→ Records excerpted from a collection
---*---
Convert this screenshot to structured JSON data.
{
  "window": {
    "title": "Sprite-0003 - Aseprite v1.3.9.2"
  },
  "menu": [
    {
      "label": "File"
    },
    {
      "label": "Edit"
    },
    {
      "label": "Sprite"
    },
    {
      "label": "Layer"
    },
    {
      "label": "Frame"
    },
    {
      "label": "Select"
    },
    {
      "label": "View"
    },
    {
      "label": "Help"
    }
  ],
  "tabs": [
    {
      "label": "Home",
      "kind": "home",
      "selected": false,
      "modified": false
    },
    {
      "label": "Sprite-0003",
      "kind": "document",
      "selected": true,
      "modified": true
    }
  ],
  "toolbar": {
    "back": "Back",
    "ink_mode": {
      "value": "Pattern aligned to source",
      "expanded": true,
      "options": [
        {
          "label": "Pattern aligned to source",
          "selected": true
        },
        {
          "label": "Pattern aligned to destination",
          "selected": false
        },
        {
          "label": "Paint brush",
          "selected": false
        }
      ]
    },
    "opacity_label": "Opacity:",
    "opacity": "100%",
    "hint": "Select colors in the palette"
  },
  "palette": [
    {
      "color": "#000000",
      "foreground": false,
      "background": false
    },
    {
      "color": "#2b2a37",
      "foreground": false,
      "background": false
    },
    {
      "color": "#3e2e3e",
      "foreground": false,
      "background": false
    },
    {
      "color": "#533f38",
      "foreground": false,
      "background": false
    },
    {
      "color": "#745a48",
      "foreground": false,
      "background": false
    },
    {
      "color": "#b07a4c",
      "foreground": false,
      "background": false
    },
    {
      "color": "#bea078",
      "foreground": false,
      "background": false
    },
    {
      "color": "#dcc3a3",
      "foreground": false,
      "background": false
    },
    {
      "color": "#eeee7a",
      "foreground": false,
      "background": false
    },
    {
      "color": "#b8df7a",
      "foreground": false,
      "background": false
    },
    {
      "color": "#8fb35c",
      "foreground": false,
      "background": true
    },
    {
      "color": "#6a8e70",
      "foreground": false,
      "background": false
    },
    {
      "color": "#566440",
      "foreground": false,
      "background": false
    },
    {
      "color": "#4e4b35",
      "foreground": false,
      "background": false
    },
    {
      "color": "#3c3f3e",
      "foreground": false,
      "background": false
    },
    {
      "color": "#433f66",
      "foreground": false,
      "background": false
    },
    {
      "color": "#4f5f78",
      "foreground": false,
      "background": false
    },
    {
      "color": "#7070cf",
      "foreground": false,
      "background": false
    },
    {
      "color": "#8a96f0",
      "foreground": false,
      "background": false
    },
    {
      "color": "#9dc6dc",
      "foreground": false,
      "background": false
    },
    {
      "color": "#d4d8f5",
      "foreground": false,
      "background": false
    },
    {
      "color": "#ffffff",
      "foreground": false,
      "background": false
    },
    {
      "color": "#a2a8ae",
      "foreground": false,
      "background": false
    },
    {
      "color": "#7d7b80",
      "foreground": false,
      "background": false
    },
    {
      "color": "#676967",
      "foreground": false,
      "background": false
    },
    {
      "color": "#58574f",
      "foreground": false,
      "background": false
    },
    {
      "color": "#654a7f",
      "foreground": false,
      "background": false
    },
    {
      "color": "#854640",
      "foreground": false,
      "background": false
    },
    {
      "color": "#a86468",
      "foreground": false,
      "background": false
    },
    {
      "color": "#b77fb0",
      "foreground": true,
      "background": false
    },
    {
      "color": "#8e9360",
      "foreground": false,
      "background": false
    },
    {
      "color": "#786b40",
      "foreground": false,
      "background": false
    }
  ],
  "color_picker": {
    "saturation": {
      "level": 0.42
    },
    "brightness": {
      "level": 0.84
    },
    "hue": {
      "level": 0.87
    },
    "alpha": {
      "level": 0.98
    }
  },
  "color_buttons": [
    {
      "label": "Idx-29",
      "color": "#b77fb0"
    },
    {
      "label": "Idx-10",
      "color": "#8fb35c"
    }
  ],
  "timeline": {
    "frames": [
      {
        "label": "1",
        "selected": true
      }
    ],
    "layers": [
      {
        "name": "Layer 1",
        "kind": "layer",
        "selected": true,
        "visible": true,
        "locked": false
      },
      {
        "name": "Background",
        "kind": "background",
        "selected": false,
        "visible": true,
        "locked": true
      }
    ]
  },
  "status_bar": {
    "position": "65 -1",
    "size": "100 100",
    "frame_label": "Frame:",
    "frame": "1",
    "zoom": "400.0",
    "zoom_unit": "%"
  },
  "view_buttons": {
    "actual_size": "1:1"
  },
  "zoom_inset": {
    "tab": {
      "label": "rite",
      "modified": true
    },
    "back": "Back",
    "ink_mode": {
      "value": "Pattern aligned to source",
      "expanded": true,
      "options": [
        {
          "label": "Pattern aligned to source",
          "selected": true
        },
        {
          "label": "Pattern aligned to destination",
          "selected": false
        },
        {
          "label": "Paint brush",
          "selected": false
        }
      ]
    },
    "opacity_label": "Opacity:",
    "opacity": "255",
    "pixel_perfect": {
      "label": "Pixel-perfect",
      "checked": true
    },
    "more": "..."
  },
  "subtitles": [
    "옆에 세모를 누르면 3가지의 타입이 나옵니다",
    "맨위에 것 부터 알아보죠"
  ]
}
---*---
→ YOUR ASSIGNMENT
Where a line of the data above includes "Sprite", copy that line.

→ ANSWER TO THIS TASK
    "title": "Sprite-0003 - Aseprite v1.3.9.2"
      "label": "Sprite"
      "label": "Sprite-0003",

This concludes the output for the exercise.